Posted on 11 Apr 14:54

With the growing flow art phenomenon alive and well, we here at ArtResin consistently receive questions regarding the interaction of silicone and resin.

Silicone oil is used as an art material in conjunction with resin and colorant to create cells—those beautiful ovular shapes that spill out randomly across a canvas, creating a surprise composition every time. It's no wonder this new art form has taken off like it has ... the results can be really cool!



We do not sell silicone oil from our website, however, for a couple of reasons that we think artists should be aware of ... and basically it all comes down to science.

1. Bare Spots

While they are certainly lovely to look at, cells are a result of the silicone REPELLING the resin. Fundamentally, this means the silicone is working against the resin. This goes for every brand of silicone or resin cell product (which are just silicone oils marketed as resin-related art materials), and every brand of resin. Scientifically speaking, silicone oil is resin's worst enemy in terms of resin adhesion and longevity. 


If you are experiencing craters, de-lamination, bare spots, divots, or other weird things with your silicone resin art, the reason is the silicone. Those results are what can be expected when you mix a repellent in with your resin.

2. Yellowing

Likewise, if you are experiencing strange yellowing in your silicone resin art, the reason is likely that the silicone has compromised the non-yellowing properties inherent in ArtResin and is reflecting back a less-than-optimal yellowish tinge. Yellowing can also be caused by overtorching, UV light exposure* and in rare cases, other materials' reactions.

 

Silicone Molds:

On the other hand, silicone can be resin's best friend when you want to create a 3D object by pouring ArtResin into a mold.
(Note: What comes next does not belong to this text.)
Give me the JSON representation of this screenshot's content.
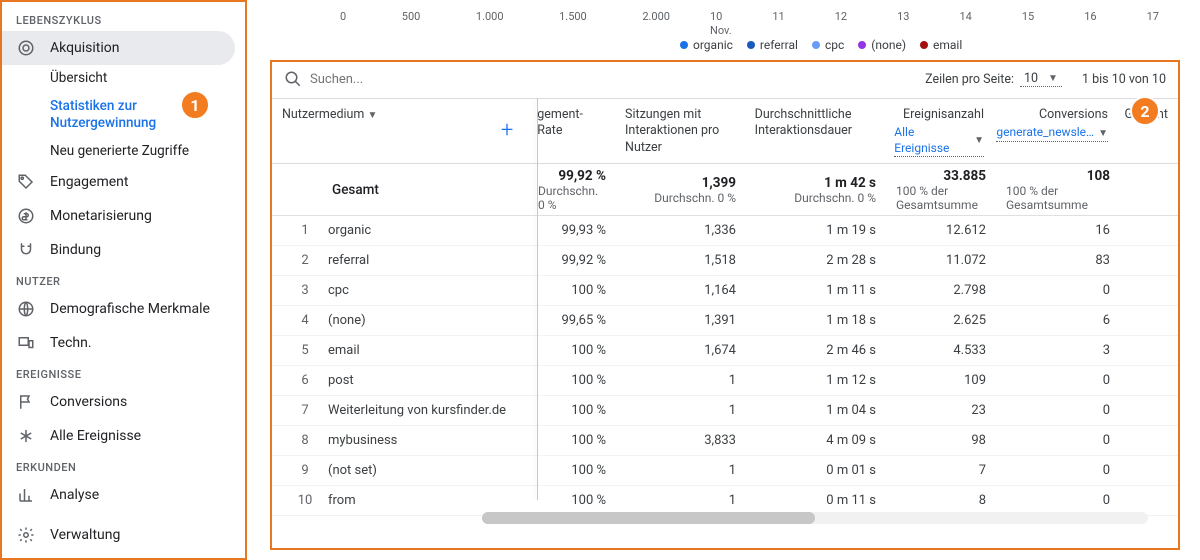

Because silicone repels the resin and compromises adhesion, you can pull a beautiful cast out of a silicone mold with great success, leaving the mold to be reused again and again.

 

* If you'd like further details on how, in general, UV light makes epoxy resin turn yellow, read this blog on Which Epoxy Resin Is Best For Artwork. There you'll also read about ArtResin's UV and Hindered Amine Light Stabilization, aka ArtResin's chemical engineering for advanced non-yellowing protection.